On the blog Why Evolution is True, we find this entry that seems to have nothing whatsoever to do with evolution, biology, or even science at all. Instead, it is all about hypocrisy in religion:
Imagine being forced to go to work every day and, as part of the job, profess something that you absolutely don’t believe. More than that: at least once a week you have to publicly profess it, and also counsel other people on the explicit premise that you share the beliefs you reject. In other words, you’re forced to live a lie.
No one is forced to do anything like that. The issue is that you have a job that makes you money and enables you to influence others. That sounds like a strong motivation to keep doing it, but there are alternatives.
Why do these preachers stay in the faith and on the job? Three reasons, mostly. One is financial: what else could they do with their training if they left the ministry? Often they have neither equity (living in church-owned houses) nor pensions.

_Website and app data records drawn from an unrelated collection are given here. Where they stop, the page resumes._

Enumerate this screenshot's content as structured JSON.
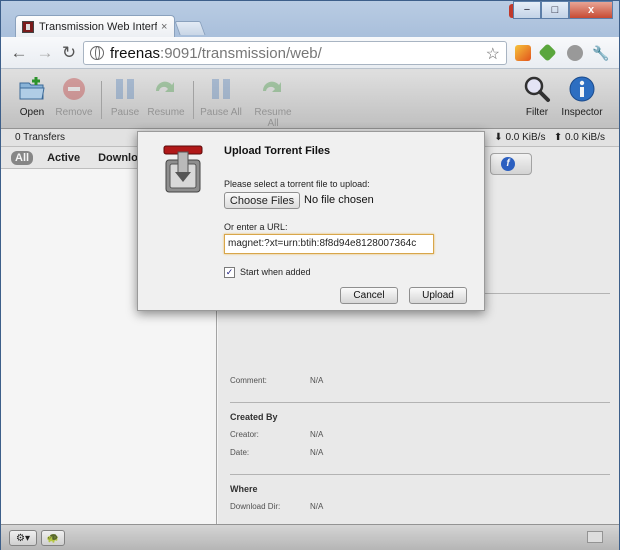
{
  "browser": {
    "tab_title": "Transmission Web Interfac",
    "tab_close": "×",
    "url_host": "freenas",
    "url_rest": ":9091/transmission/web/",
    "window_buttons": {
      "minimize": "−",
      "maximize": "□",
      "close": "x"
    },
    "nav": {
      "back": "←",
      "forward": "→",
      "reload": "↻",
      "bookmark": "☆",
      "wrench": "🔧"
    }
  },
  "toolbar": {
    "open": "Open",
    "remove": "Remove",
    "pause": "Pause",
    "resume": "Resume",
    "pause_all": "Pause All",
    "resume_all": "Resume All",
    "filter": "Filter",
    "inspector": "Inspector"
  },
  "status": {
    "transfers": "0 Transfers",
    "down_speed": "⬇ 0.0 KiB/s",
    "up_speed": "⬆ 0.0 KiB/s"
  },
  "filters": [
    "All",
    "Active",
    "Downlo"
  ],
  "inspector": {
    "info_icon": "f",
    "comment_label": "Comment:",
    "comment_value": "N/A",
    "created_by_heading": "Created By",
    "creator_label": "Creator:",
    "creator_value": "N/A",
    "date_label": "Date:",
    "date_value": "N/A",
    "where_heading": "Where",
    "download_dir_label": "Download Dir:",
    "download_dir_value": "N/A"
  },
  "footer": {
    "gear": "⚙▾",
    "turtle": "🐢"
  },
  "dialog": {
    "title": "Upload Torrent Files",
    "file_prompt": "Please select a torrent file to upload:",
    "choose_button": "Choose Files",
    "no_file": "No file chosen",
    "url_label": "Or enter a URL:",
    "url_value": "magnet:?xt=urn:btih:8f8d94e8128007364c",
    "start_checked": true,
    "start_label": "Start when added",
    "cancel": "Cancel",
    "upload": "Upload"
  }
}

What about simply switching to become ministers of Unitarian Universalist churches or hold some other position in the Unitarian Universalist Association? You do not have to believe in the Bible as the Word of God to be a UU!
You can also profess liberal Christianity in the UUA and not be hypocritical:
Another, and perhaps more important, reason is that an admission of unbelief would shock and disappoint their friends and family. This is a very powerful motive, for facing the truth would rip asunder your network of social and family support.
Where is the unconditional love that Christians are supposed to have for people? And wouldn’t being open and honest about unbelief be just as likely to cause others to defect as well?
Finally, many of these preachers like their work, especially the part of the job that involves helping troubled people……..There’s absolutely no doubt that faith, and religious institutions, have provided important help for those in need or in trouble. Some religions do this more than others.
There is no reason why they cannot do work like counseling or doing charity work, even if they are atheists.
But isn’t it a shame that there aren’t secular communities where those with altruistic instincts can “minister” without hypocrisy or fear?
That last remark irritates me. The UUA may not be “secular”, but it provides exactly the sort of framework needed by those former Christian ministers. And then there are these many groups:
Nice going, Jerry Coyne. Your obsession with bashing religion only made yourself look ignorant! And that would not be the only time you did that!